• [EXERCISE]: Write out the records in full and without alteration, setting aside their pictures.

• [DATA RECORDS]:
**********
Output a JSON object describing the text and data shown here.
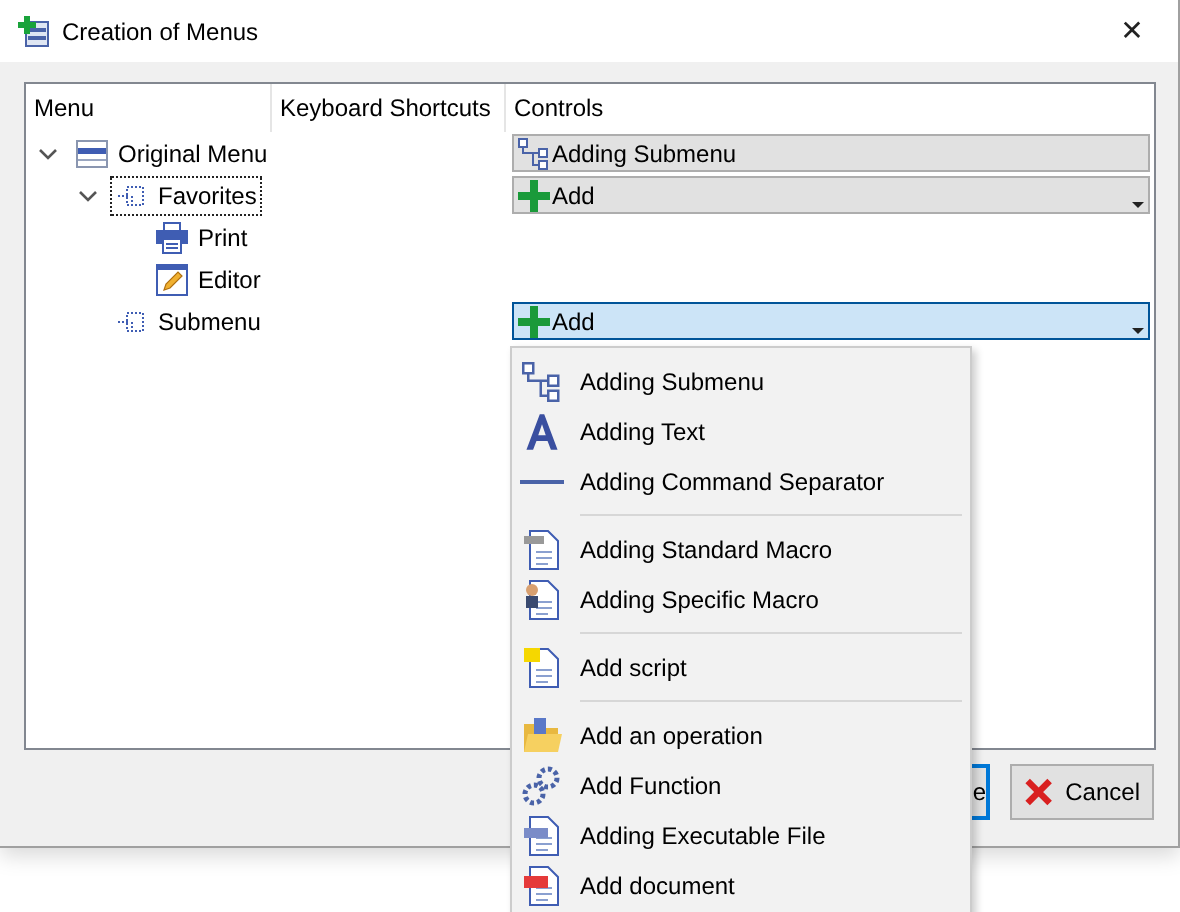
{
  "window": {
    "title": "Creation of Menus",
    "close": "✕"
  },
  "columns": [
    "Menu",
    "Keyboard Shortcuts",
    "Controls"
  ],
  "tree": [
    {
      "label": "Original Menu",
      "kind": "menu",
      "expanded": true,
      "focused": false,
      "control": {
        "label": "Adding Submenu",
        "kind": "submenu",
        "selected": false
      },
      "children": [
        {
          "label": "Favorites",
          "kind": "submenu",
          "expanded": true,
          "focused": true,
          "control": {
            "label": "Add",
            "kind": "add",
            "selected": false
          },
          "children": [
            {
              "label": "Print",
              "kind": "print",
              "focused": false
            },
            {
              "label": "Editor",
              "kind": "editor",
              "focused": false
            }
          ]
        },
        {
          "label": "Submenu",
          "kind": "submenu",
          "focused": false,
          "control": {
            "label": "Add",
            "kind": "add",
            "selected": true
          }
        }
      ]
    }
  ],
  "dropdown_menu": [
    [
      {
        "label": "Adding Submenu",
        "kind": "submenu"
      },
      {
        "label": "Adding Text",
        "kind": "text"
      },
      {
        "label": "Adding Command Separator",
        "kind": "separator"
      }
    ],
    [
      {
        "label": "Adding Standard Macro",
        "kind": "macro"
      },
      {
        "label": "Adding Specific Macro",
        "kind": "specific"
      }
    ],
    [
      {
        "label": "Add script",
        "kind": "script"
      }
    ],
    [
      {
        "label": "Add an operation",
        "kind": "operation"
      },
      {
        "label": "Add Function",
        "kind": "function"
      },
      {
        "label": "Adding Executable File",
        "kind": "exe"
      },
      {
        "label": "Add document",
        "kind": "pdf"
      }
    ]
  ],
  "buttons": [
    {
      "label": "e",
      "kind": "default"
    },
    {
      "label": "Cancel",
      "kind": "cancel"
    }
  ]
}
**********
• [SOLUTION]:
Output a JSON object describing the text and data shown here.
{
  "window": {
    "title": "Creation of Menus",
    "close": "✕"
  },
  "columns": [
    "Menu",
    "Keyboard Shortcuts",
    "Controls"
  ],
  "tree": [
    {
      "label": "Original Menu",
      "kind": "menu",
      "expanded": true,
      "focused": false,
      "control": {
        "label": "Adding Submenu",
        "kind": "submenu",
        "selected": false
      },
      "children": [
        {
          "label": "Favorites",
          "kind": "submenu",
          "expanded": true,
          "focused": true,
          "control": {
            "label": "Add",
            "kind": "add",
            "selected": false
          },
          "children": [
            {
              "label": "Print",
              "kind": "print",
              "focused": false
            },
            {
              "label": "Editor",
              "kind": "editor",
              "focused": false
            }
          ]
        },
        {
          "label": "Submenu",
          "kind": "submenu",
          "focused": false,
          "control": {
            "label": "Add",
            "kind": "add",
            "selected": true
          }
        }
      ]
    }
  ],
  "dropdown_menu": [
    [
      {
        "label": "Adding Submenu",
        "kind": "submenu"
      },
      {
        "label": "Adding Text",
        "kind": "text"
      },
      {
        "label": "Adding Command Separator",
        "kind": "separator"
      }
    ],
    [
      {
        "label": "Adding Standard Macro",
        "kind": "macro"
      },
      {
        "label": "Adding Specific Macro",
        "kind": "specific"
      }
    ],
    [
      {
        "label": "Add script",
        "kind": "script"
      }
    ],
    [
      {
        "label": "Add an operation",
        "kind": "operation"
      },
      {
        "label": "Add Function",
        "kind": "function"
      },
      {
        "label": "Adding Executable File",
        "kind": "exe"
      },
      {
        "label": "Add document",
        "kind": "pdf"
      }
    ]
  ],
  "buttons": [
    {
      "label": "e",
      "kind": "default"
    },
    {
      "label": "Cancel",
      "kind": "cancel"
    }
  ]
}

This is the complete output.